Despite our differences, it turns out that no Wendies had what we would ever describe as a “helicopter parent.” No one had those Danny Tanner moments when our dads would come into our rooms and wax philosophical after we did something wrong. All of our parents set high expectations and expected us to do well in school. The difference was in the message that preceded those expectations.

For my White friends, the sky was the limit. They were told they could do just about anything. For those of us with ethnic minority backgrounds and/or immigrant parents, that message was qualified. Of course we were told that we could be bankers, doctors, lawyers etc. However, our parents also told us that we would need to work even harder just to be perceived as breaking even.

For some readers these are controversial and divisive observations – that educational background, socioeconomic status, ethnicity and nationality could play a part in how some people parent. While I am sure there are copious scholarly articles to support what I have admitted is anecdotal evidence, I don’t have the space or time to present them here. I simply want to point out that within a population of millions of people, tied together only by a range of birth years, there will be nuances. Baby Boomer parents have vastly different backgrounds and life experiences, which likely lead to vastly different styles of parenting.
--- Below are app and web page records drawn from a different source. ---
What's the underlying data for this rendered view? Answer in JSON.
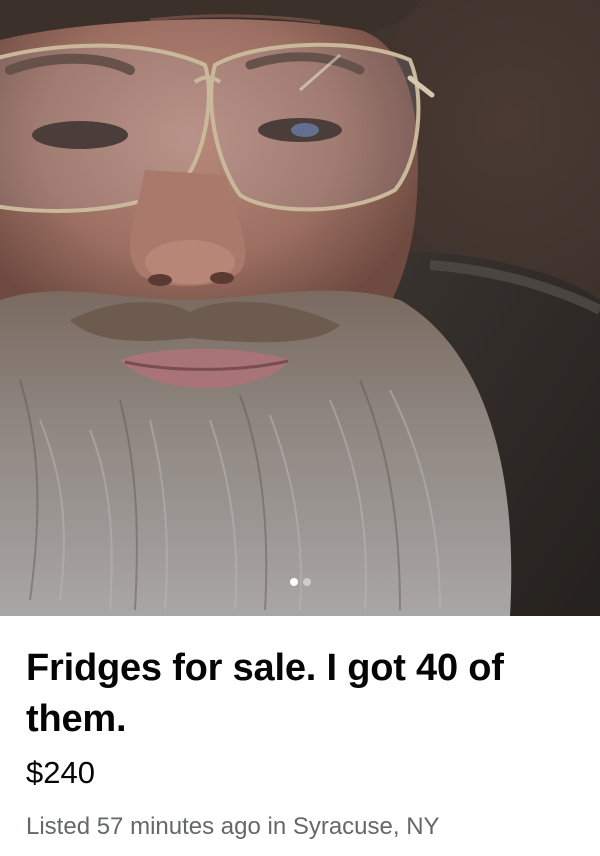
{
  "listing": {
    "title": "Fridges for sale. I got 40 of them.",
    "price": "$240",
    "meta": "Listed 57 minutes ago in Syracuse, NY"
  },
  "carousel": {
    "image_count": 2,
    "active_index": 0
  },
  "colors": {
    "title_text": "#050505",
    "meta_text": "#65676b",
    "background": "#ffffff",
    "dot_active": "#ffffff"
  }
}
Clearly part of the reason the article hit a nerve is because I am frustrated with my employment prospects and that frustration has nothing to do with my unreasonable special unicorn expectations or bloated sense of entitlement. My parents taught me that even if I work harder and do my best, what I desire might not come to fruition, especially not right away. I may have to settle. I may have to compromise. I certainly have to bide my time. Perhaps there is a tiny group of Millennials out there frustrated with life because they have yet to reach Mark Zuckerberg levels of accomplishment. I, however, would really just like a full-time job with benefits.
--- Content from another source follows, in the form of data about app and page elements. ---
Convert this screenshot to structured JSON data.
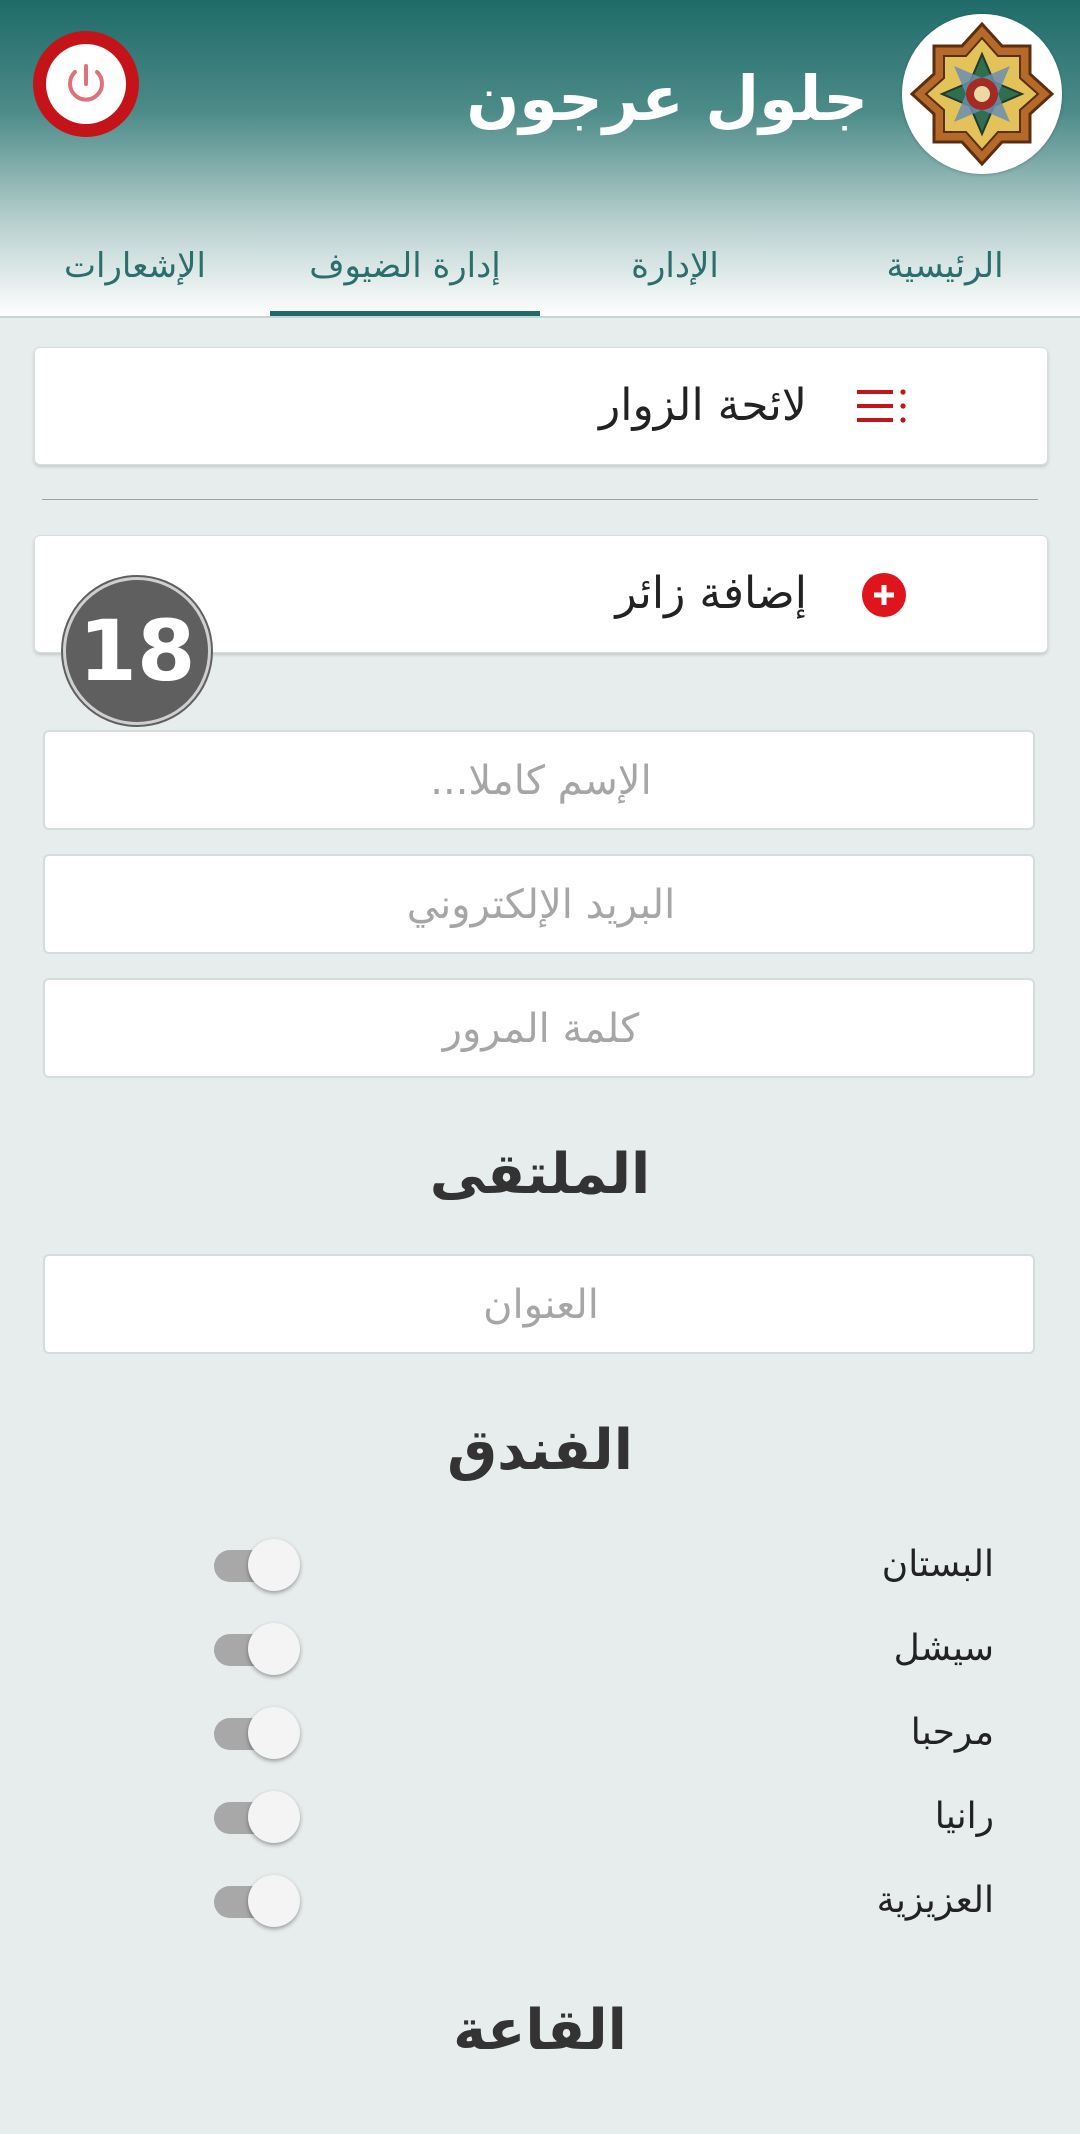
{
  "app": {
    "title": "جلول عرجون"
  },
  "tabs": [
    {
      "label": "الرئيسية"
    },
    {
      "label": "الإدارة"
    },
    {
      "label": "إدارة الضيوف"
    },
    {
      "label": "الإشعارات"
    }
  ],
  "active_tab": "إدارة الضيوف",
  "visitors_list": {
    "label": "لائحة الزوار"
  },
  "add_visitor": {
    "label": "إضافة زائر"
  },
  "badge": {
    "count": "18"
  },
  "form": {
    "full_name": {
      "placeholder": "الإسم كاملا...",
      "value": ""
    },
    "email": {
      "placeholder": "البريد الإلكتروني",
      "value": ""
    },
    "password": {
      "placeholder": "كلمة المرور",
      "value": ""
    }
  },
  "forum": {
    "title": "الملتقى",
    "address": {
      "placeholder": "العنوان",
      "value": ""
    }
  },
  "hotel": {
    "title": "الفندق",
    "options": [
      {
        "label": "البستان",
        "on": false
      },
      {
        "label": "سيشل",
        "on": false
      },
      {
        "label": "مرحبا",
        "on": false
      },
      {
        "label": "رانيا",
        "on": false
      },
      {
        "label": "العزيزية",
        "on": false
      }
    ]
  },
  "hall": {
    "title": "القاعة"
  },
  "colors": {
    "brand": "#1f6b69",
    "accent_red": "#c4141a",
    "background": "#e7ecec"
  }
}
My fellow unicorns, do you feel your upbringing has influenced your expectations especially as you navigate your job search and/or your workplace?
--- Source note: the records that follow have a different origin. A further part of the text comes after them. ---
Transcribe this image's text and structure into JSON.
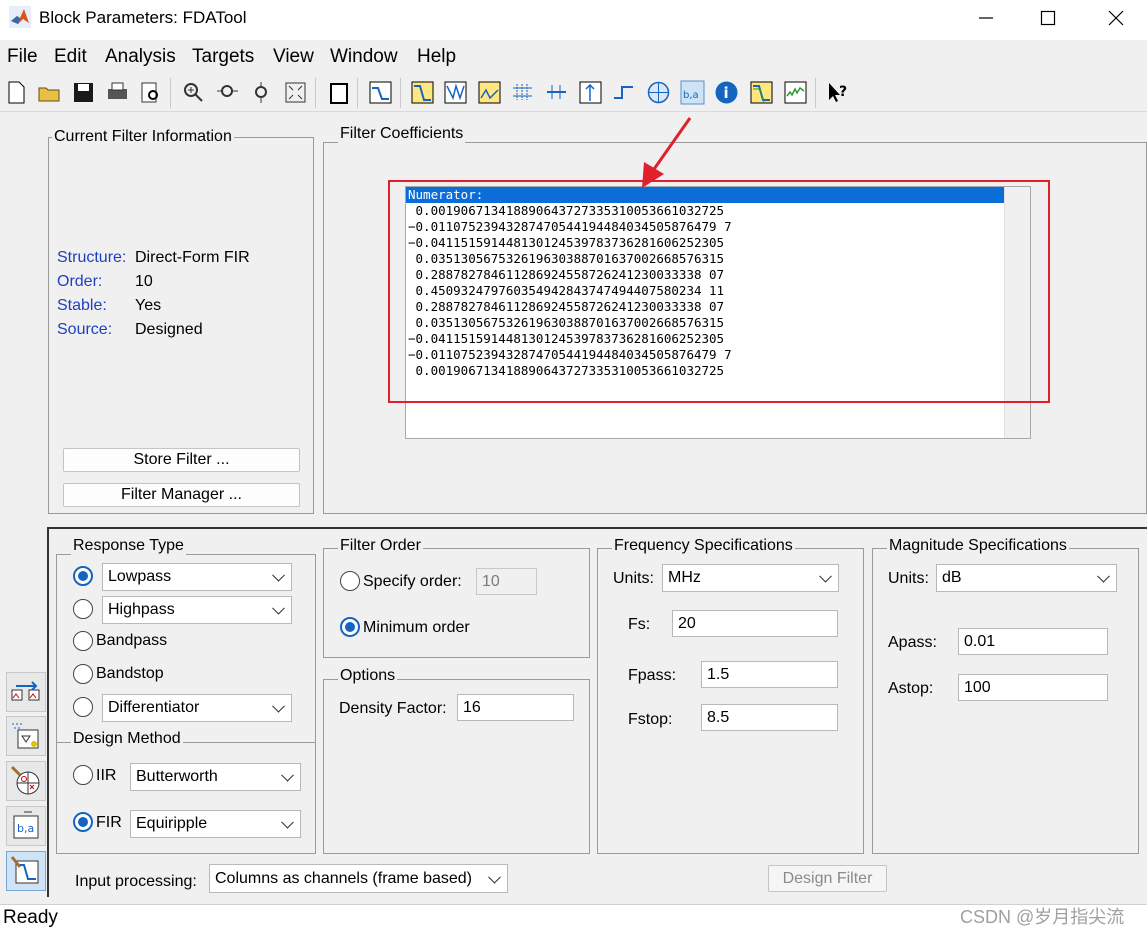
{
  "window": {
    "title": "Block Parameters: FDATool",
    "minimize": "minimize",
    "maximize": "maximize",
    "close": "close"
  },
  "menu": [
    "File",
    "Edit",
    "Analysis",
    "Targets",
    "View",
    "Window",
    "Help"
  ],
  "toolbar_icons": [
    "new-icon",
    "open-icon",
    "save-icon",
    "print-icon",
    "print-preview-icon",
    "zoom-in-icon",
    "zoom-x-icon",
    "zoom-y-icon",
    "full-view-icon",
    "new-window-icon",
    "filter-specs-icon",
    "magnitude-response-icon",
    "phase-response-icon",
    "mag-phase-icon",
    "group-delay-icon",
    "phase-delay-icon",
    "impulse-response-icon",
    "step-response-icon",
    "pole-zero-icon",
    "filter-coefficients-icon",
    "filter-info-icon",
    "magnitude-estimate-icon",
    "round-off-noise-icon",
    "whats-this-icon"
  ],
  "current_filter": {
    "label": "Current Filter Information",
    "structure_label": "Structure:",
    "structure_value": "Direct-Form FIR",
    "order_label": "Order:",
    "order_value": "10",
    "stable_label": "Stable:",
    "stable_value": "Yes",
    "source_label": "Source:",
    "source_value": "Designed",
    "store_button": "Store Filter ...",
    "manager_button": "Filter Manager ..."
  },
  "coefficients": {
    "label": "Filter Coefficients",
    "header": "Numerator:",
    "rows": [
      " 0.001906713418890643727335310053661032725",
      "−0.01107523943287470544194484034505876479 7",
      "−0.041151591448130124539783736281606252305",
      " 0.035130567532619630388701637002668576315",
      " 0.288782784611286924558726241230033338 07",
      " 0.450932479760354942843747494407580234 11",
      " 0.288782784611286924558726241230033338 07",
      " 0.035130567532619630388701637002668576315",
      "−0.041151591448130124539783736281606252305",
      "−0.01107523943287470544194484034505876479 7",
      " 0.001906713418890643727335310053661032725"
    ]
  },
  "response_type": {
    "label": "Response Type",
    "lowpass": "Lowpass",
    "highpass": "Highpass",
    "bandpass": "Bandpass",
    "bandstop": "Bandstop",
    "differentiator": "Differentiator"
  },
  "design_method": {
    "label": "Design Method",
    "iir_label": "IIR",
    "iir_value": "Butterworth",
    "fir_label": "FIR",
    "fir_value": "Equiripple"
  },
  "filter_order": {
    "label": "Filter Order",
    "specify": "Specify order:",
    "specify_value": "10",
    "minimum": "Minimum order"
  },
  "options": {
    "label": "Options",
    "density_label": "Density Factor:",
    "density_value": "16"
  },
  "frequency": {
    "label": "Frequency Specifications",
    "units_label": "Units:",
    "units_value": "MHz",
    "fs_label": "Fs:",
    "fs_value": "20",
    "fpass_label": "Fpass:",
    "fpass_value": "1.5",
    "fstop_label": "Fstop:",
    "fstop_value": "8.5"
  },
  "magnitude": {
    "label": "Magnitude Specifications",
    "units_label": "Units:",
    "units_value": "dB",
    "apass_label": "Apass:",
    "apass_value": "0.01",
    "astop_label": "Astop:",
    "astop_value": "100"
  },
  "input_processing": {
    "label": "Input processing:",
    "value": "Columns as channels (frame based)"
  },
  "design_button": "Design Filter",
  "status": "Ready",
  "watermark": "CSDN @岁月指尖流",
  "colors": {
    "accent": "#1565c0",
    "selection": "#0b6dd7",
    "annotation": "#e0202a"
  }
}
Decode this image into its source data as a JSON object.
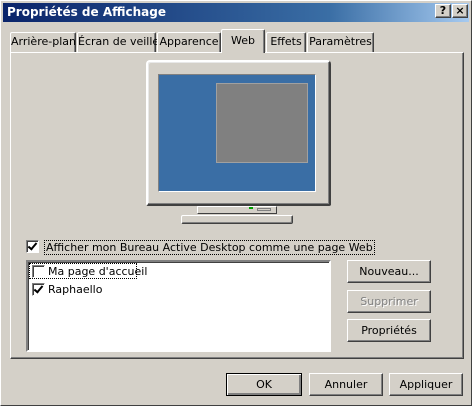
{
  "window": {
    "title": "Propriétés de Affichage",
    "help_glyph": "?",
    "close_glyph": "×"
  },
  "tabs": [
    {
      "label": "Arrière-plan"
    },
    {
      "label": "Écran de veille"
    },
    {
      "label": "Apparence"
    },
    {
      "label": "Web"
    },
    {
      "label": "Effets"
    },
    {
      "label": "Paramètres"
    }
  ],
  "active_tab": "Web",
  "web": {
    "active_desktop_checkbox": {
      "label": "Afficher mon Bureau Active Desktop comme une page Web",
      "checked": true
    },
    "items": [
      {
        "label": "Ma page d'accueil",
        "checked": false
      },
      {
        "label": "Raphaello",
        "checked": true
      }
    ],
    "buttons": {
      "new": "Nouveau...",
      "delete": "Supprimer",
      "properties": "Propriétés"
    }
  },
  "footer": {
    "ok": "OK",
    "cancel": "Annuler",
    "apply": "Appliquer"
  },
  "colors": {
    "face": "#d4d0c8",
    "title_start": "#0a246a",
    "title_end": "#a6caf0",
    "desktop": "#3a6ea5",
    "preview_window": "#808080"
  }
}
Checkout Shannon's musings about her Millennial Misadventures and, if you are in the mood to sit back and watch, check out our web series, "Startup Revealed!"